Top of SUPPLIED MATERIAL

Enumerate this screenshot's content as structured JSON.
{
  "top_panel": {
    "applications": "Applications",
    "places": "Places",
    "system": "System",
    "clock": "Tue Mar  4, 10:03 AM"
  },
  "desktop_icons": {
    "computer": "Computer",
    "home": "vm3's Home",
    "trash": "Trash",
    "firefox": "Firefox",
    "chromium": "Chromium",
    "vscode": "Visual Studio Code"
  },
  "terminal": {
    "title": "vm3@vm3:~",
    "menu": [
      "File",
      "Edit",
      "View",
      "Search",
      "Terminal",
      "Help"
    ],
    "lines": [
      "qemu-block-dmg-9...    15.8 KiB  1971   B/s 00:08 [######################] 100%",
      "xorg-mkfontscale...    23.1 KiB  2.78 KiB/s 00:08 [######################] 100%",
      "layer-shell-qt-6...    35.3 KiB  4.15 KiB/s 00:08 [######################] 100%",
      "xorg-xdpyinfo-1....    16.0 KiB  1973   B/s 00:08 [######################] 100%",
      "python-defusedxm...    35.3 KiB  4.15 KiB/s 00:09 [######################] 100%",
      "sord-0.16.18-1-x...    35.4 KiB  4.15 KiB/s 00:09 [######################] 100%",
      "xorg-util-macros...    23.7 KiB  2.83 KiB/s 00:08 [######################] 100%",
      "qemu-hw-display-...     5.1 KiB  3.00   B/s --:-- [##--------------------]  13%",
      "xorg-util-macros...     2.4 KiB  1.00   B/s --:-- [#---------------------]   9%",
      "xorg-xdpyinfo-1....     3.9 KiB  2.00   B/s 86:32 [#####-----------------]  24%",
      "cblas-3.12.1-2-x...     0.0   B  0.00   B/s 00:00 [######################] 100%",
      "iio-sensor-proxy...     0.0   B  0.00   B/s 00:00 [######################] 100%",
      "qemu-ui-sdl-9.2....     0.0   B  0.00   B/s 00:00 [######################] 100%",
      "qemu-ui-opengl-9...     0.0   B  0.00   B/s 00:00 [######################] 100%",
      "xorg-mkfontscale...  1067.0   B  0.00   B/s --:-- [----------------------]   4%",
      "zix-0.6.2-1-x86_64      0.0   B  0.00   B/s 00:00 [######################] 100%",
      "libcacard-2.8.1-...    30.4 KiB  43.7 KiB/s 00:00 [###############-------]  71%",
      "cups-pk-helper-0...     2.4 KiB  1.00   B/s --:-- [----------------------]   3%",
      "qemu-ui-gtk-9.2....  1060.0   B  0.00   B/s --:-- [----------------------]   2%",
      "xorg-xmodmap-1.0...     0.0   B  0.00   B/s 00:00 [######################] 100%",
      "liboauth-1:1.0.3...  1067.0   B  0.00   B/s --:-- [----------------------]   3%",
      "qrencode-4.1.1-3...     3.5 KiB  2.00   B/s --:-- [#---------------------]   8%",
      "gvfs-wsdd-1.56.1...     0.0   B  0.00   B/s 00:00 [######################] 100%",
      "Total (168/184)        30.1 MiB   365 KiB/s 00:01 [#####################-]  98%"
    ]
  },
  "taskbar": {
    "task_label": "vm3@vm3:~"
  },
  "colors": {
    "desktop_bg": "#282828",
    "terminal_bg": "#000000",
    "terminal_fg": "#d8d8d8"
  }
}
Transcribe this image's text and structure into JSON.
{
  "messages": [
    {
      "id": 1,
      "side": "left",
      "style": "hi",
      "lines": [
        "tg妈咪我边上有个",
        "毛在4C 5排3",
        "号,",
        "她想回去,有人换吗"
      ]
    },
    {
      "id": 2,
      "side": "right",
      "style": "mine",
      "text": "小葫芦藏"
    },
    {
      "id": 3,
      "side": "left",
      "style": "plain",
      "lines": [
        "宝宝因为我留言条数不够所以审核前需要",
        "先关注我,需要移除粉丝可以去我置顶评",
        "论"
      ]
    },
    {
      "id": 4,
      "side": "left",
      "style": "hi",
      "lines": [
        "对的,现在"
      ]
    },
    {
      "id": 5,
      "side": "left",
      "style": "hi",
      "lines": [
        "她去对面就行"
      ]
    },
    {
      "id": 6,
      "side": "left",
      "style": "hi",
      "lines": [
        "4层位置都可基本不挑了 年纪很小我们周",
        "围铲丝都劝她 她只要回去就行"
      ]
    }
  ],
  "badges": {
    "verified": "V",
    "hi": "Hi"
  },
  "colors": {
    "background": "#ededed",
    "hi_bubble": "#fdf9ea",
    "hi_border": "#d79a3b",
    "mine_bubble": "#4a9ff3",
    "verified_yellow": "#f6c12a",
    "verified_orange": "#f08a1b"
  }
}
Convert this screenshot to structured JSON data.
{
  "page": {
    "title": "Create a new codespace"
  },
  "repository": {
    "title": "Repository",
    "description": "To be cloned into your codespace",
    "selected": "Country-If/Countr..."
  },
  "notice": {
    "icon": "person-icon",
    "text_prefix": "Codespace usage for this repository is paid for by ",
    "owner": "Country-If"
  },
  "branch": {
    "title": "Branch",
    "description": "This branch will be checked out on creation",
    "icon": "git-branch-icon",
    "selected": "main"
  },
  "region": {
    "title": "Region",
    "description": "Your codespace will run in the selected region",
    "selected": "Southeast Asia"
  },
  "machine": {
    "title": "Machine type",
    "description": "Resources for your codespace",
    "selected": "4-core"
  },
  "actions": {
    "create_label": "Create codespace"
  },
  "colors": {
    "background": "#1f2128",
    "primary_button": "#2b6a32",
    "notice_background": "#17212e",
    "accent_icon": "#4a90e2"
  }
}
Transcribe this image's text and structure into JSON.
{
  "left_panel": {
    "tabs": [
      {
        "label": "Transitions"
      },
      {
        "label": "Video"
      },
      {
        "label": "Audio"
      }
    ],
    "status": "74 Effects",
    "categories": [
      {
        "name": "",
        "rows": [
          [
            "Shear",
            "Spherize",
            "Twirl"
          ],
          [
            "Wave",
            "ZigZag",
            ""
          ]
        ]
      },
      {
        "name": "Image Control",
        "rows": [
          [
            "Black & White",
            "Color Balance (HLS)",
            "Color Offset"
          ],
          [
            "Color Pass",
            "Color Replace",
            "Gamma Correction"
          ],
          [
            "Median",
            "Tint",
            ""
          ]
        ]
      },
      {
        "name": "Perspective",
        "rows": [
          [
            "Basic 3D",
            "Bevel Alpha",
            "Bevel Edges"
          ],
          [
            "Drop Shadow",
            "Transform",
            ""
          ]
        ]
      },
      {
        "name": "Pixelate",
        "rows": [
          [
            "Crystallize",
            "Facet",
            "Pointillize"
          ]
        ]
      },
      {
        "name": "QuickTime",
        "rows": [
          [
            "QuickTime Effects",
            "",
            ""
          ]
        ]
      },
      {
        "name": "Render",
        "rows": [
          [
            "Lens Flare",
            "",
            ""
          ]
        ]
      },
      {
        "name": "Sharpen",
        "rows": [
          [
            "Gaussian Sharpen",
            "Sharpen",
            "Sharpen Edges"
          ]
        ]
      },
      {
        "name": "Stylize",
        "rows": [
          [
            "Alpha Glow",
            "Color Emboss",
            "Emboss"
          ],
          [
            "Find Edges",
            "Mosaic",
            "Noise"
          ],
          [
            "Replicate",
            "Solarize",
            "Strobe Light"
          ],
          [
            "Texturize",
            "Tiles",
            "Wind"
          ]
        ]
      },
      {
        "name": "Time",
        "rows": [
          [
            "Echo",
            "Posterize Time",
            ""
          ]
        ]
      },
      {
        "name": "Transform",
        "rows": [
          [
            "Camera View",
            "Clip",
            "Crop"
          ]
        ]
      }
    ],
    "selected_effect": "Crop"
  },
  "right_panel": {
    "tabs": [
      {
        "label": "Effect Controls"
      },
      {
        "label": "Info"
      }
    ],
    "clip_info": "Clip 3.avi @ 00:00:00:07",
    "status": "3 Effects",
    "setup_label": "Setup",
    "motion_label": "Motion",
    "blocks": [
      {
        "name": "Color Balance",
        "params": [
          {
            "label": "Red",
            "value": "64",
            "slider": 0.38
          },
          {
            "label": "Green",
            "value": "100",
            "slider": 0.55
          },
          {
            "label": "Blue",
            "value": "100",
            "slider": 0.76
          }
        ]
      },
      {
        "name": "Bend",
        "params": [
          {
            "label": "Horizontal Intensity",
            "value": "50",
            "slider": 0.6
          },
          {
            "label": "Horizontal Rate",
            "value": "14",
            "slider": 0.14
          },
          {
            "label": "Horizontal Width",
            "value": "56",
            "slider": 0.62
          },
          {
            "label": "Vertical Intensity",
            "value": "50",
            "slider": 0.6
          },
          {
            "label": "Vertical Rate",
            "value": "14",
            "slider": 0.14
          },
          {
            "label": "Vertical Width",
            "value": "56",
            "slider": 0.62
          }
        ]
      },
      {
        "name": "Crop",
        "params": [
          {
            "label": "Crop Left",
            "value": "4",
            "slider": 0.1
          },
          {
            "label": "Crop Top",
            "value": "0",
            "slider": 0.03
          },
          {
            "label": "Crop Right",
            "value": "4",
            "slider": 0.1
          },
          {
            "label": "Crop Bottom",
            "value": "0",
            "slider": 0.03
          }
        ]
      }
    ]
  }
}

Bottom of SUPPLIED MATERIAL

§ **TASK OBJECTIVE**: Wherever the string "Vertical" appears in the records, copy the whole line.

§ **ANSWER FOR THE TASK**:
            "label": "Vertical Intensity",
            "label": "Vertical Rate",
            "label": "Vertical Width",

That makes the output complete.